Reid surely wanted Castillo to become great at the job, since that would have been best for everyone and been a real feather in Reid's head-coach cap. But he couldn't wait any longer. To sit around and do nothing while your most important season threatens to slide off a post-bye cliff is not the act of a coach who knows the owner is watching closely. And the fact that it was Castillo who got fired proves that this was a symbolic gesture as much as anything, designed to appease the frustrated masses who wanted blood.
The Eagles are, after all, 12th in total defense this year. Not brilliant, but not awful.
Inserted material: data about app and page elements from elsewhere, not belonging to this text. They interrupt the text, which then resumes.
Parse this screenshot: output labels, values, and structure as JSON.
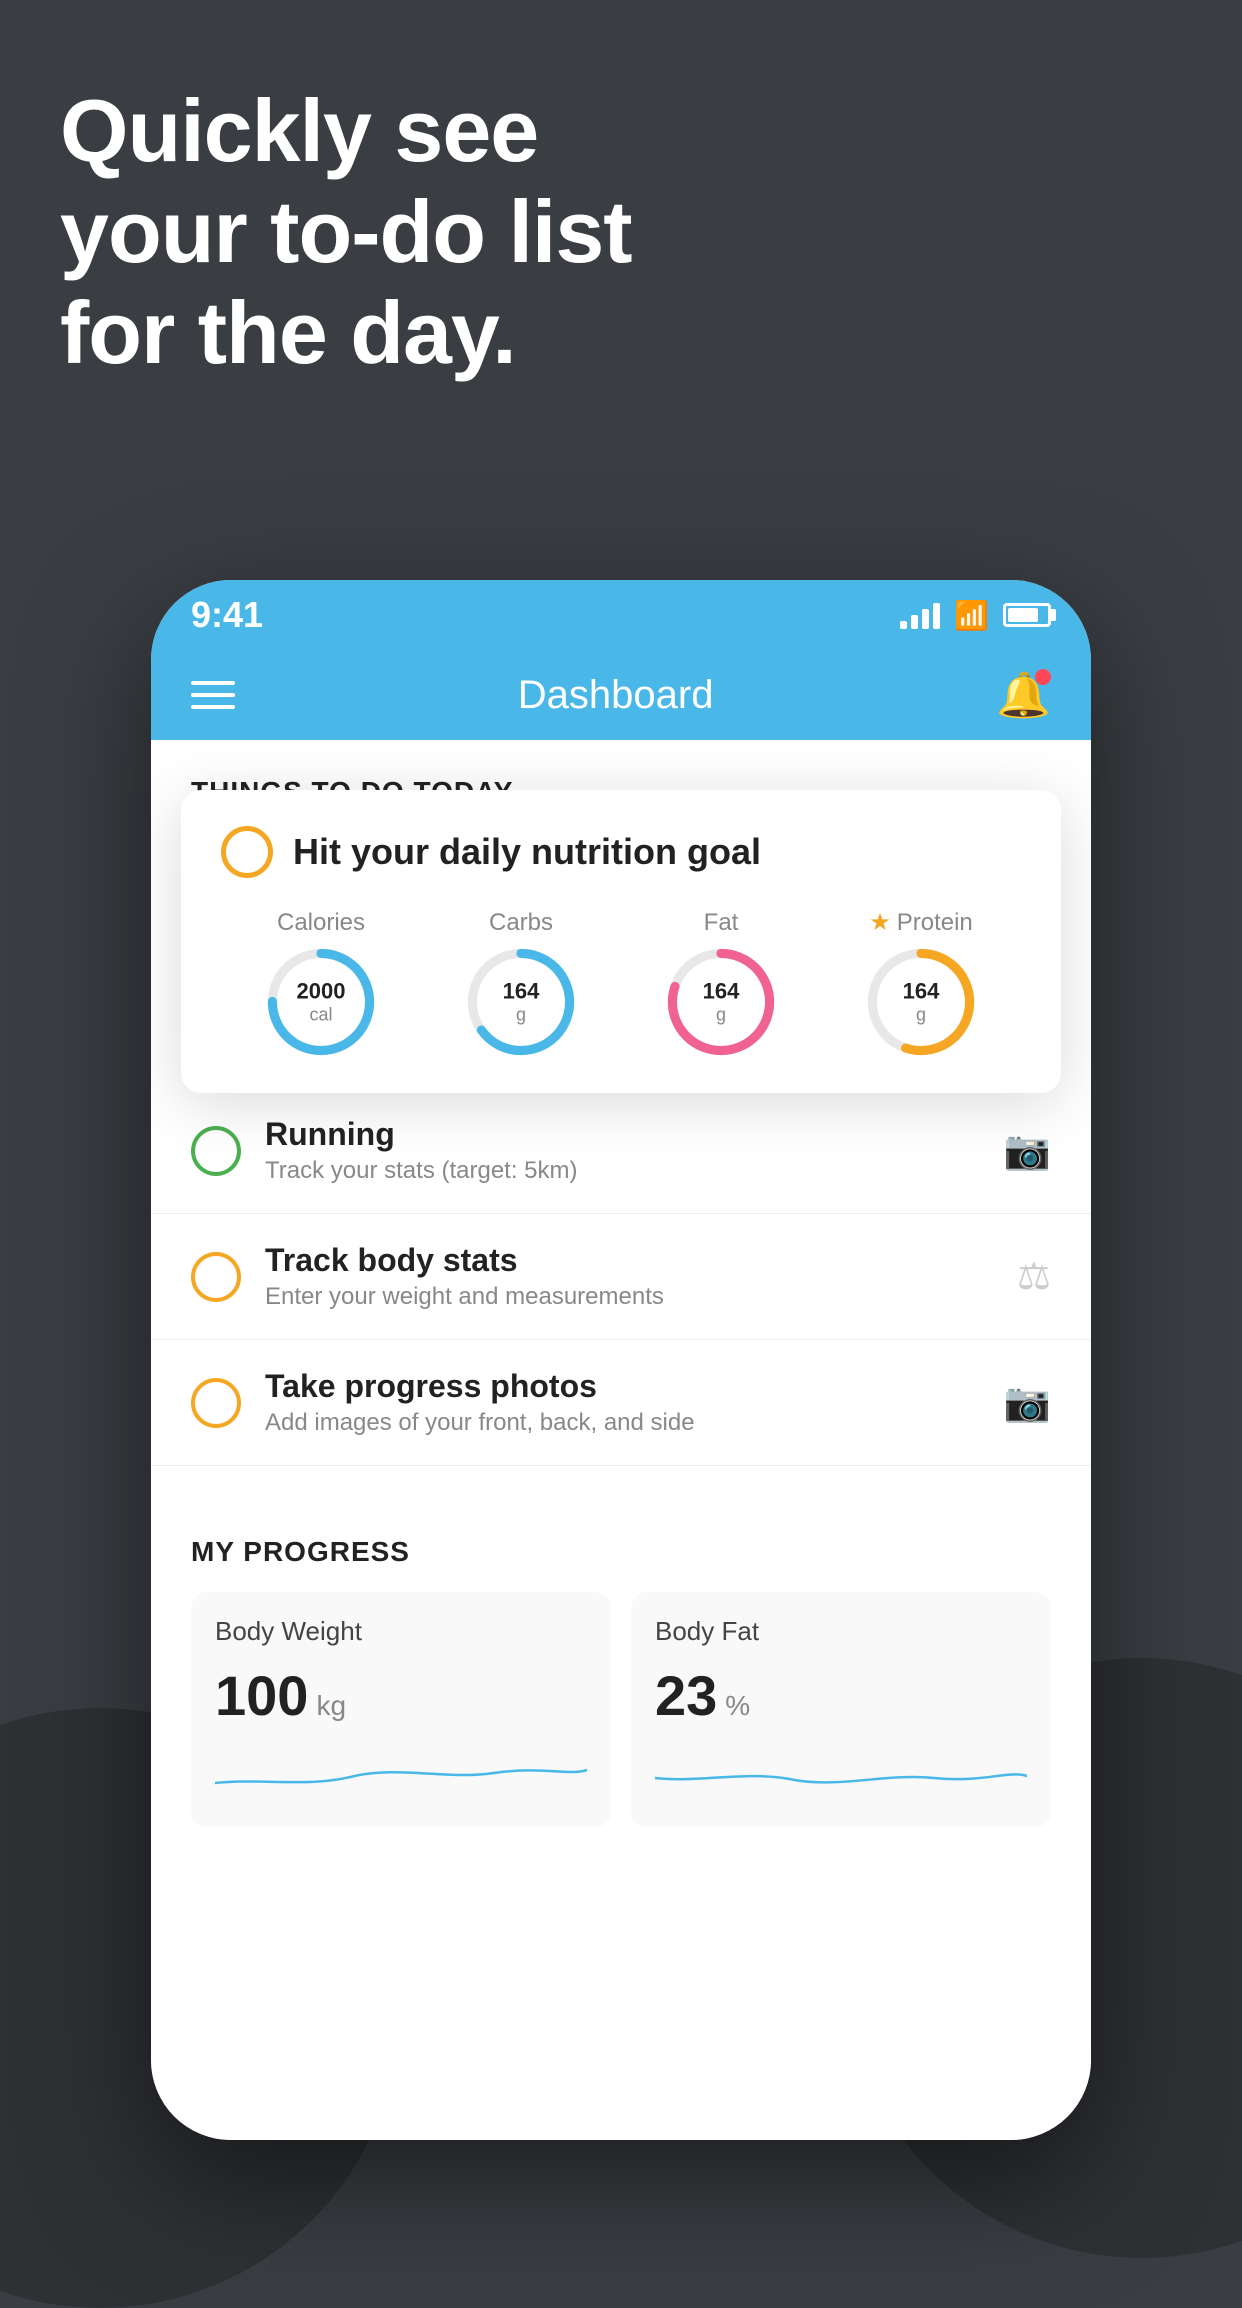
{
  "headline": {
    "line1": "Quickly see",
    "line2": "your to-do list",
    "line3": "for the day."
  },
  "statusBar": {
    "time": "9:41"
  },
  "navBar": {
    "title": "Dashboard"
  },
  "sectionHeader": "THINGS TO DO TODAY",
  "floatingCard": {
    "title": "Hit your daily nutrition goal",
    "macros": [
      {
        "label": "Calories",
        "value": "2000",
        "unit": "cal",
        "color": "#49b8e8",
        "pct": 75,
        "star": false
      },
      {
        "label": "Carbs",
        "value": "164",
        "unit": "g",
        "color": "#49b8e8",
        "pct": 65,
        "star": false
      },
      {
        "label": "Fat",
        "value": "164",
        "unit": "g",
        "color": "#f06292",
        "pct": 80,
        "star": false
      },
      {
        "label": "Protein",
        "value": "164",
        "unit": "g",
        "color": "#f5a623",
        "pct": 55,
        "star": true
      }
    ]
  },
  "todoItems": [
    {
      "label": "Running",
      "sub": "Track your stats (target: 5km)",
      "circleColor": "green",
      "icon": "👟"
    },
    {
      "label": "Track body stats",
      "sub": "Enter your weight and measurements",
      "circleColor": "yellow",
      "icon": "⚖"
    },
    {
      "label": "Take progress photos",
      "sub": "Add images of your front, back, and side",
      "circleColor": "yellow",
      "icon": "🖼"
    }
  ],
  "progress": {
    "title": "MY PROGRESS",
    "cards": [
      {
        "title": "Body Weight",
        "value": "100",
        "unit": "kg"
      },
      {
        "title": "Body Fat",
        "value": "23",
        "unit": "%"
      }
    ]
  }
}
And certainly not as embarrassingly bad as the fact that the offense ranks 31st in a 32-team league in points per game. The defense played quite well in the first five games, and even in the first 55 minutes of the sixth. I mean, if you were going to fire a coordinator based on 2012 performance, you'd think it'd be offensive coordinator Marty Mornhinweg, not Castillo.
But obviously, that's not what this is about. This is about Reid saying to his team and his owner and to Eagles fans that he's not sitting on his hands -- that making this season a success remains as desperately important to him as it is to them. Bowles is a ready and capable replacement, something they likely don't have on the offensive side, so firing Castillo is easier midseason than it would be to fire Mornhinweg. Castillo's an easy scapegoat, too, since no one but Reid and (maybe) Castillo believed he was right for the job in the first place. Maybe this wakes up the offensive line, many of whom were taught how to play by Castillo. Maybe it snaps turnover-prone quarterback Michael Vick to attention, knowing he could be gone after this season very easily if he doesn't get his game together. The Eagles had a ready-made fall guy, and the wake of a 10-point collapse in the final five minutes at home was an opportunity to use him to let everybody know that no one is safe.
That includes Reid, of course, and this news today is the latest sign yet that he knows it. He has an excellent post-bye record and retains a strong chance to turn this season around. But if you were wondering whether Reid himself believed he was coaching for his job, you now have your answer. This is the act of a desperate man who knows he can't afford any more mistakes. If things don't change over the remaining 10 games in Philadelphia, Reid won't be in charge of deciding who gets fired next.